Poetry not your thing.
You don’t say so but I read
in your eyes the sorry
that you asked
what I do.
I hesitate and then confess:
I write poetry.
I want to tell you
in the silence that follows
poetry’s not my thing either.
It just flows from my pen
in spurts — ink spilled before
I can stop it.
Poetry lets me off the hook
no plot lines, no character arcs.
It peers through beveled windows, overturns
stones, seeks patterns in coffee grounds.
It lives in snapshots
rather than movies.
I want to tell you
poetry sipped is poetry
savored. Espresso with a shot
of Sambuca at a sidewalk cafe.
Try it. You may develop
a taste for it.
But I gulp my coffee
usually while reading something
that’s not poetry. My empty cup
reminds me to notice.
First place winner in the Nassau County Poet Laureate Society 2021 Poetry Contest; publication pending in 2022
I watched cicadas tumble out of trees yesterday
wondered at their public death throes
prayed those hard-back creatures
would fly to camouflage again
like film running in reverse
Summer’s symphony has gone silent
My mind leaps ahead
to leaves turning rust,
stark snow rising to hip height
my body tenses with the dreaded chill
I drag myself from this daydream
return gratefully to August
however still its nights
Published in The Avocet, Summer 2020
A ribbed fabric sky
folds the midday light
into layered stripes,
yellow and dust
accenting new-green fuzz
on old-black branches.
The sun wanders off to watch the show.
Clouds take center stage,
their deep gray pockets filled
The rain they let fall
clings to newborn leaves.
Each drop sparkles with delight
when the sun steps out again
from the rainbowed shadows.
Published in The Weekly Avocet, April 11, 2020
SOMETHING'S NOT RIGHT
Sunshine lights up the bay window,
coaxes Christmas cactus
to bloom white again
halfway to Easter.
Weeping willows awaken,
pale green reflected on the village pond
where mallard pairs swim circles
around clumsy Canada geese,
tickle the waters where turtles sleep.
My brother sends a photo
of cherry blossoms starting in DC
in late February. April tourists
will be disappointed—
if anyone ventures out by then.
Their hands will be chapped
from constant washing.
They will arm themselves
with masks and hand sanitizer,
uneasy at standing up to the virus
that wears a crown.
PRIME REAL ESTATE
Before anyone carves up the moon and sells it
to the highest bidder for condo-ringed golf courses,

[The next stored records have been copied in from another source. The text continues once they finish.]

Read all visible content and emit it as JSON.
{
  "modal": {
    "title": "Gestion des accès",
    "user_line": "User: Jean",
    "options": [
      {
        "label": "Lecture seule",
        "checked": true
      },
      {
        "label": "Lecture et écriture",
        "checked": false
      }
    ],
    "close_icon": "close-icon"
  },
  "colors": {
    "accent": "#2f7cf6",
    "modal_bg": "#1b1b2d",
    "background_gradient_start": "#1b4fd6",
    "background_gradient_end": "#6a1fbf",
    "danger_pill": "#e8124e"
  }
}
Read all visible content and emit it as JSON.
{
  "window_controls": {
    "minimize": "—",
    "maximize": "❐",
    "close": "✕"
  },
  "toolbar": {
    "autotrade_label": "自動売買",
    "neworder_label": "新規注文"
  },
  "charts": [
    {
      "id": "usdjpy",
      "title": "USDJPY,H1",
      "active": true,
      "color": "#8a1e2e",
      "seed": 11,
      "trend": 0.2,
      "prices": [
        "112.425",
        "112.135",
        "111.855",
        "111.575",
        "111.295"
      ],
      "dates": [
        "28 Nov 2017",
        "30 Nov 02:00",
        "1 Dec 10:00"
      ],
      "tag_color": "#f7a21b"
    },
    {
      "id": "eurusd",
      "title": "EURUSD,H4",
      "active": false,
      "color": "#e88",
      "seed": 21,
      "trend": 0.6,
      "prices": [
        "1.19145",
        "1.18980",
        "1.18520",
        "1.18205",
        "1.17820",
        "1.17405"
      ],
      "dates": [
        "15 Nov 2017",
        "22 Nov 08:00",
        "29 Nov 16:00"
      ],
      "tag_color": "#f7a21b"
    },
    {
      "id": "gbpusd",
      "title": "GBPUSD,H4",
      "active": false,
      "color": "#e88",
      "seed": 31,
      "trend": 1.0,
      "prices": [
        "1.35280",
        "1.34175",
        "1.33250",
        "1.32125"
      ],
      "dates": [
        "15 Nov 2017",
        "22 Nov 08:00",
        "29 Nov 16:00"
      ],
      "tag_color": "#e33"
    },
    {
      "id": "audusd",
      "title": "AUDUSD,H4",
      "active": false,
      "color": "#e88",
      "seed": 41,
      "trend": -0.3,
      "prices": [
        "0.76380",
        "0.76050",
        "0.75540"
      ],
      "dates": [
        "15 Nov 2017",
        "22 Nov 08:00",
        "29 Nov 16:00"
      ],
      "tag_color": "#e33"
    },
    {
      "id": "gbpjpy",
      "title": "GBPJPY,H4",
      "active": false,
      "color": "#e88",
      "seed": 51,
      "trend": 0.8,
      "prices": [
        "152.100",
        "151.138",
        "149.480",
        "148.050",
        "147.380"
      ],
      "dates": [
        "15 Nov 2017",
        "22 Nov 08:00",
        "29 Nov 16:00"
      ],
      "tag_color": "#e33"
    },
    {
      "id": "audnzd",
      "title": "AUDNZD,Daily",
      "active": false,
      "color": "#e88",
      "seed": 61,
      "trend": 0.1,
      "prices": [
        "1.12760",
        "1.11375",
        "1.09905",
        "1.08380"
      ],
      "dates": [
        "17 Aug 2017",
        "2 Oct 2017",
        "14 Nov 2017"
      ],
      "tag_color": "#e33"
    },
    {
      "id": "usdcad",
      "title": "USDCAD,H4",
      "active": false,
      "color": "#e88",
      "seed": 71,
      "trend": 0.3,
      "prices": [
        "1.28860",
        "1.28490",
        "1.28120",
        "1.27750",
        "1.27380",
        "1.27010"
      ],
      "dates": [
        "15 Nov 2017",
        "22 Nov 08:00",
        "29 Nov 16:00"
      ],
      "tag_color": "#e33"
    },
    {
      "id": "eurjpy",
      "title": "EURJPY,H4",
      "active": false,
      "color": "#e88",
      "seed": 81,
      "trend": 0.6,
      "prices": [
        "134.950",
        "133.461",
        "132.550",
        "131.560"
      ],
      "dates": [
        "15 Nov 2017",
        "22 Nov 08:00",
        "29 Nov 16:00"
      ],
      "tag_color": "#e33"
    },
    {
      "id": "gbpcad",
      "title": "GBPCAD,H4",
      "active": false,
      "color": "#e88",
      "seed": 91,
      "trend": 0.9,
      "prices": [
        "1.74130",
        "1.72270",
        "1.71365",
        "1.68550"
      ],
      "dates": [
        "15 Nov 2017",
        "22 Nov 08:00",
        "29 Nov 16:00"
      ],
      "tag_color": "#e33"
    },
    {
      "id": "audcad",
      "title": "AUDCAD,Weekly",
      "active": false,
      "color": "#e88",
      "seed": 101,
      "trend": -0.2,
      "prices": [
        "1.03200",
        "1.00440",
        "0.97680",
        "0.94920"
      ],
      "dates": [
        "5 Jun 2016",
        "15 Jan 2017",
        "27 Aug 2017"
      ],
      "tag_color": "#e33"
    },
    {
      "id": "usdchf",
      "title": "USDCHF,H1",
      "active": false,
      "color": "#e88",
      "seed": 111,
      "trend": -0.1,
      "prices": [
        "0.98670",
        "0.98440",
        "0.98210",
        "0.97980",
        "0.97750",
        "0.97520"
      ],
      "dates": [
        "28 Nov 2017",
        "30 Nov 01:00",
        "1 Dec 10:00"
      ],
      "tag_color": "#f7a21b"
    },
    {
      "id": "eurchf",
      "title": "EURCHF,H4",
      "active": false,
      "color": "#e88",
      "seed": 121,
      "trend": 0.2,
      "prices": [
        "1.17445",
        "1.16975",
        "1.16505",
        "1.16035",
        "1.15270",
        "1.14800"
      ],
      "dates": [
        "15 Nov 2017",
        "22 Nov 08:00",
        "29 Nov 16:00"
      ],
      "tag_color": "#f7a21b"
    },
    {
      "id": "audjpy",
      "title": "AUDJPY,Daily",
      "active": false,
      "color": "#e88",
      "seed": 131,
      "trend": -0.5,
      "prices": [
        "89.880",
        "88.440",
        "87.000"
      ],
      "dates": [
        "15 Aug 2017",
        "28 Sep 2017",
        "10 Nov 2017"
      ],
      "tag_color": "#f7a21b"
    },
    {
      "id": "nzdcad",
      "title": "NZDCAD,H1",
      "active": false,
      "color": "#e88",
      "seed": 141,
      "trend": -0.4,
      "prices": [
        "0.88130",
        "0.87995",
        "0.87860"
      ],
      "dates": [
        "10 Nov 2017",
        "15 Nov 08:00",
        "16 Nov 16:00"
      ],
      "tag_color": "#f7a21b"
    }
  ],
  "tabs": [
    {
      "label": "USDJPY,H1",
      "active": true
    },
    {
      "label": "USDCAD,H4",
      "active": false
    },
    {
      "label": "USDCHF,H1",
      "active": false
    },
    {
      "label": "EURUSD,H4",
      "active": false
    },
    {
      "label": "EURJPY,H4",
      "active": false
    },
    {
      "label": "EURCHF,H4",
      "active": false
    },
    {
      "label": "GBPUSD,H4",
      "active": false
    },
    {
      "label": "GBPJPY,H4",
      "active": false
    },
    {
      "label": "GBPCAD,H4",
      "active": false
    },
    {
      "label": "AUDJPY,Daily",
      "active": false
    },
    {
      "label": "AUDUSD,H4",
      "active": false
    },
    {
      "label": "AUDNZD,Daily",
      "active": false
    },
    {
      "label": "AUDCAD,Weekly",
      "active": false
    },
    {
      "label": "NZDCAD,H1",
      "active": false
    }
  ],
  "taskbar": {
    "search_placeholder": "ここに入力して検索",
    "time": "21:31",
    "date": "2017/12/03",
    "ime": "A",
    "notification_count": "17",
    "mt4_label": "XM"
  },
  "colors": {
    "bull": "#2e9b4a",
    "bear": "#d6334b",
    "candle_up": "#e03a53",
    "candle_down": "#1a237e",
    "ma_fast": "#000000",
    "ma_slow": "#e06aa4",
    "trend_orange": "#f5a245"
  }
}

fake palms and wrought iron gates,
tell me, please,
will it be the bright one I see poking through the branches
of the majestic maples in my backyard when I draw
the shades before turning in for the night?

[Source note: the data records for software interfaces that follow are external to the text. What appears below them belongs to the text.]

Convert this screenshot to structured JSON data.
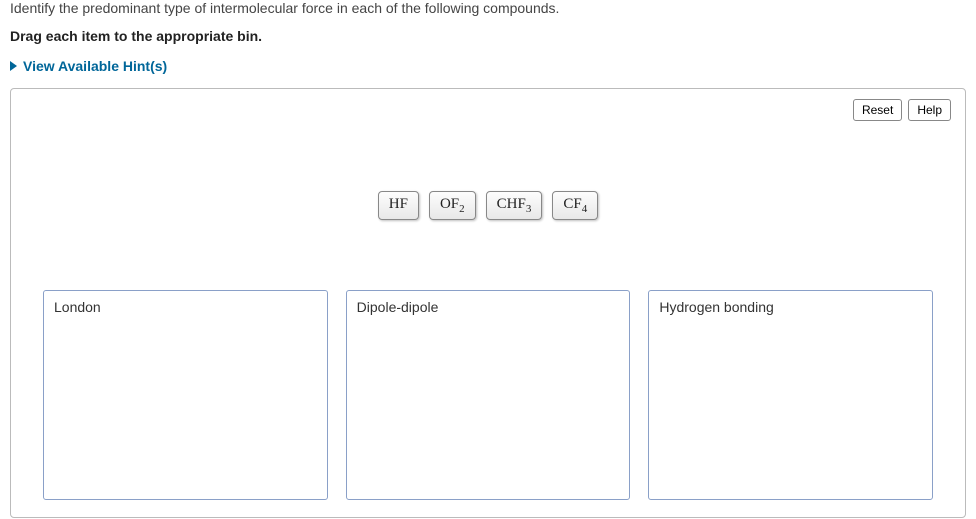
{
  "question": "Identify the predominant type of intermolecular force in each of the following compounds.",
  "instruction": "Drag each item to the appropriate bin.",
  "hints_label": "View Available Hint(s)",
  "toolbar": {
    "reset": "Reset",
    "help": "Help"
  },
  "items": [
    {
      "main": "HF",
      "sub": ""
    },
    {
      "main": "OF",
      "sub": "2"
    },
    {
      "main": "CHF",
      "sub": "3"
    },
    {
      "main": "CF",
      "sub": "4"
    }
  ],
  "bins": [
    {
      "label": "London"
    },
    {
      "label": "Dipole-dipole"
    },
    {
      "label": "Hydrogen bonding"
    }
  ]
}
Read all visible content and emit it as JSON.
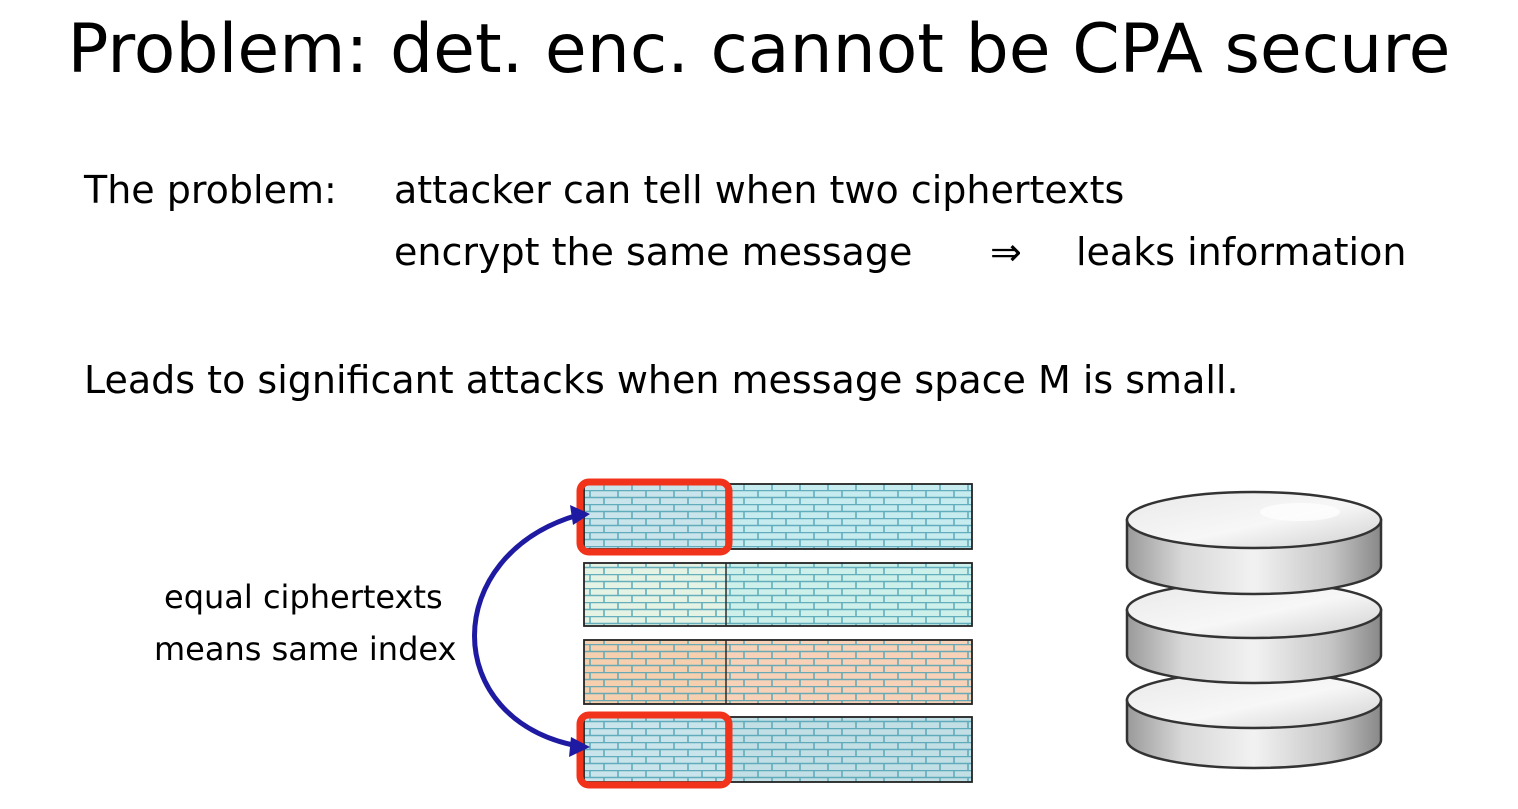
{
  "slide": {
    "title": "Problem:  det. enc. cannot be CPA secure",
    "problem_intro": "The problem:",
    "problem_line1": "attacker can tell when two ciphertexts",
    "problem_line2": "encrypt the same message",
    "implies_symbol": "⇒",
    "problem_consequence": "leaks information",
    "attacks_line": "Leads to significant attacks when message space M is small."
  },
  "diagram": {
    "annotation_line1": "equal ciphertexts",
    "annotation_line2": "means same index",
    "rows": [
      {
        "index_fill": "#c9e4ea",
        "data_fill": "#c7ecef",
        "highlighted": true
      },
      {
        "index_fill": "#e4f3e4",
        "data_fill": "#cdf1ea",
        "highlighted": false
      },
      {
        "index_fill": "#f6cfaf",
        "data_fill": "#f7d2b8",
        "highlighted": false
      },
      {
        "index_fill": "#c9e4ea",
        "data_fill": "#c2dfe5",
        "highlighted": true
      }
    ],
    "colors": {
      "highlight": "#f0331a",
      "arrow": "#1f1aa2",
      "brick_line": "#4fa2b4",
      "database_body": "#cfcfcf"
    },
    "icons": [
      "database-icon"
    ]
  }
}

Or the huge orange one surprising drivers
rushing toward the Jericho Turnpike horizon?
As that moon rises, the contours of a face emerge,
happy just to be there. Like Humpty, before his famous fall?

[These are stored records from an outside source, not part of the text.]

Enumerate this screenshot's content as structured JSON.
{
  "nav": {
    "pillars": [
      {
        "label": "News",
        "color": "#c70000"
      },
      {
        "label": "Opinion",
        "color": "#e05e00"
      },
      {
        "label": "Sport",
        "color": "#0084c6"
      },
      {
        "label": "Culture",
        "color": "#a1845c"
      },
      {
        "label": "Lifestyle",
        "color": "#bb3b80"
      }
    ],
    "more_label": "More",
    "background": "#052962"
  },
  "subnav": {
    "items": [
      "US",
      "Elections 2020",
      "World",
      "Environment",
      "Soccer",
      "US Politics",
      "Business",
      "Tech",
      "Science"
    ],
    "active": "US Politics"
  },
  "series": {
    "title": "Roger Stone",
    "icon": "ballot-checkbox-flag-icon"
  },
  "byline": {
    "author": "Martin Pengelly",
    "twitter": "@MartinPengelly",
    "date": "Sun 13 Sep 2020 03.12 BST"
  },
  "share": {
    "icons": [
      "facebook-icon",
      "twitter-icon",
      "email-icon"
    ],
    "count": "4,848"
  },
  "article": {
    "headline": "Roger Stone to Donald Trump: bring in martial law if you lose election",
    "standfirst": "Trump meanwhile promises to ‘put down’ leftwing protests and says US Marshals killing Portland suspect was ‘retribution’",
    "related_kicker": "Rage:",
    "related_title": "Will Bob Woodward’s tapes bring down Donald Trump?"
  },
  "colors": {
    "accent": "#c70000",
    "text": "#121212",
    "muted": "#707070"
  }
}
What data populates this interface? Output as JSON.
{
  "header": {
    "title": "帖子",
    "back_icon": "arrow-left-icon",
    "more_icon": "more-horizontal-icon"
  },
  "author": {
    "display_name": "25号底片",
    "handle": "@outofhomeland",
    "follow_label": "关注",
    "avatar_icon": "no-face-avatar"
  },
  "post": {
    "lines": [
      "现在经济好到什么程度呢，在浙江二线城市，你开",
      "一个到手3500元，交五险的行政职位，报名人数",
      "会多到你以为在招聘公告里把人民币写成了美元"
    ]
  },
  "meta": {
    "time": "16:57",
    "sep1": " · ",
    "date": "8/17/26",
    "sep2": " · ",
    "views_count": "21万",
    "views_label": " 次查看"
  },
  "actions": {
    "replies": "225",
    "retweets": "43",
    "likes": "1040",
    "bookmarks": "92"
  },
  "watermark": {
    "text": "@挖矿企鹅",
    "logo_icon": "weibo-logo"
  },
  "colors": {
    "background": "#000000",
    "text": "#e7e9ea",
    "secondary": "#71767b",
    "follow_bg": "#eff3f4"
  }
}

I hope they don’t choose the one lighting up
the Long Island Sound on warm summer nights
when fishing boats sidle up to the dock
to unload weary passengers clutching their catch of the day,
poles and tackle boxes perhaps lined with empties
Or the thin crescent of light that floats
effortlessly in a crisp dark sky
after the first snowfall, before the plows arrive.
The moon draws the tides into a dance with life itself,
so, no, my moons over Long Island are not for sale.
Published in Amethyst Review
THE DEATH OF CIVILITY
The glue that binds us
has hardened and
cracked in the cold
war of lies and contempt.
It no longer adheres.
You can peel it off with ease,
roll it between thumb and fingertips
into a handful of dust.
Make a wish and blow it away.
Published in Shot Glass Journal
Outdoors, a chorus
celebrates the morning light.
Songbirds back from winter havens
busy with springtime preparations.
in the silence of halted human activity
as we wait for the Novel virus
to peter out and die,
inflatable dragon punctured
by some invisible lance, we hope.
The birds don’t care
if we are here to notice.
They fetch grass, twigs and debris,
tucked in among branches
that will soon provide cover for their chicks.
They’ll feed the hatchlings,
teach them to forage and fly.
The immatures will build up stamina
for long journeys ahead
when daylight dwindles
and nights grow cold.
At least that much is predictable.
Published in Trees in a Garden of Ashes (print)